Work out how many lines of the listing hold "JSON" and return that number by itself.

*** Block opens ***

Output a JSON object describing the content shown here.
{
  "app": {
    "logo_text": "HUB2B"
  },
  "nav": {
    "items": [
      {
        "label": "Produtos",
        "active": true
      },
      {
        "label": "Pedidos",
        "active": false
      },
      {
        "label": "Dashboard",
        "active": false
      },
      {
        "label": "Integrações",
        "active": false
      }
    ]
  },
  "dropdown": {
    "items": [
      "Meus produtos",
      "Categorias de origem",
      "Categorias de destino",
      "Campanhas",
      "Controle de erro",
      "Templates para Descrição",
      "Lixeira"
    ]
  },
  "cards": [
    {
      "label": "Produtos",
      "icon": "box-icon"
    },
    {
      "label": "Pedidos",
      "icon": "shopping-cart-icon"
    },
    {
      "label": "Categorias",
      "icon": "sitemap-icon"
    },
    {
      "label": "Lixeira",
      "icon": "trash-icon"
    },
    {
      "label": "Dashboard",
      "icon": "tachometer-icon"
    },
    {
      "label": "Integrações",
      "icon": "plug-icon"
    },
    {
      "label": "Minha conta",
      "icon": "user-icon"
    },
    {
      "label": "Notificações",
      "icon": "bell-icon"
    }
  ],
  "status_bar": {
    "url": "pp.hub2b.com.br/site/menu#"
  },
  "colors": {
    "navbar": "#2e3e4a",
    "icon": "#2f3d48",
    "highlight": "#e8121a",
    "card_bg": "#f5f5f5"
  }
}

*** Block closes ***
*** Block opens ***

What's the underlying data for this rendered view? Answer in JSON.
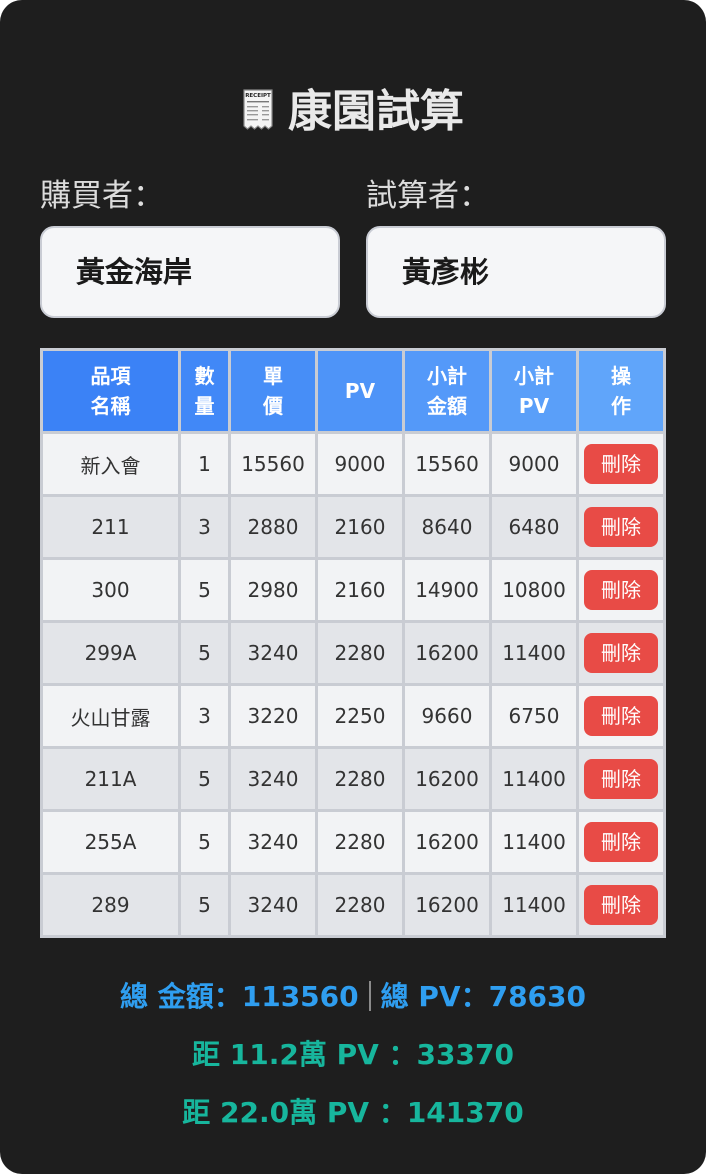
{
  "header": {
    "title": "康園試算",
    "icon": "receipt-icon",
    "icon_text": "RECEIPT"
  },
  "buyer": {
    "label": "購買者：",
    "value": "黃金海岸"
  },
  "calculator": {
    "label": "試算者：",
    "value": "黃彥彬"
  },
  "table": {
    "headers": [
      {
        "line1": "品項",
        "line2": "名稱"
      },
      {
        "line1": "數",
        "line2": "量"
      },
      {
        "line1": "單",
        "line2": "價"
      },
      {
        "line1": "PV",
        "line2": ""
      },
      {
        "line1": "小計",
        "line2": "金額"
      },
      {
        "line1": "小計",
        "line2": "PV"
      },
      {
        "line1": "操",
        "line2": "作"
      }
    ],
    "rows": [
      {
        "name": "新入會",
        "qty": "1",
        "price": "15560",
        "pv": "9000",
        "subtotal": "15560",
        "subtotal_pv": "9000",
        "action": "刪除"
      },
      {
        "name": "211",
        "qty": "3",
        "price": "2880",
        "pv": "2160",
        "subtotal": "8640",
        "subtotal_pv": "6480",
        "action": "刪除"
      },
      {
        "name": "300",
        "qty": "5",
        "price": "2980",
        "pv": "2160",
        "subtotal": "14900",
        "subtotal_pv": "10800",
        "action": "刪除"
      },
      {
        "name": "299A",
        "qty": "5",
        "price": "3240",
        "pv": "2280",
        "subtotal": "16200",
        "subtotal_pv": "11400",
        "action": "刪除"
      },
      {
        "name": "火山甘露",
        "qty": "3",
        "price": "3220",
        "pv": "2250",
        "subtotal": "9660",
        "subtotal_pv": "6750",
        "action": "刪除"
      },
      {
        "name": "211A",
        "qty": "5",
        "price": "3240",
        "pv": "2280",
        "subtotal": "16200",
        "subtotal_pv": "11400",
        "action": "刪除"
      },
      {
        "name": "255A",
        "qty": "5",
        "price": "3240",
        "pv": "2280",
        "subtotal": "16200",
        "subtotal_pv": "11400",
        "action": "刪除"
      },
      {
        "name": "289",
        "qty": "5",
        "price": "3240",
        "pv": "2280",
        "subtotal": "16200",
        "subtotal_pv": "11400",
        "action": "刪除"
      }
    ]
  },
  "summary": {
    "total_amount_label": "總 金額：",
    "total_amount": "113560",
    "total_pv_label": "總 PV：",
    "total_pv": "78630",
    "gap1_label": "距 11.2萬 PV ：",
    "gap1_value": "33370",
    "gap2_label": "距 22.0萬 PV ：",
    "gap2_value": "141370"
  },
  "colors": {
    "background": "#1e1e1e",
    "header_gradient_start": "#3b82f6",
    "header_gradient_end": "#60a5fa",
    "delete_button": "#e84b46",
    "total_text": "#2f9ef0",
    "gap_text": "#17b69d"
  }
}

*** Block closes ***

Answer to the problem:
2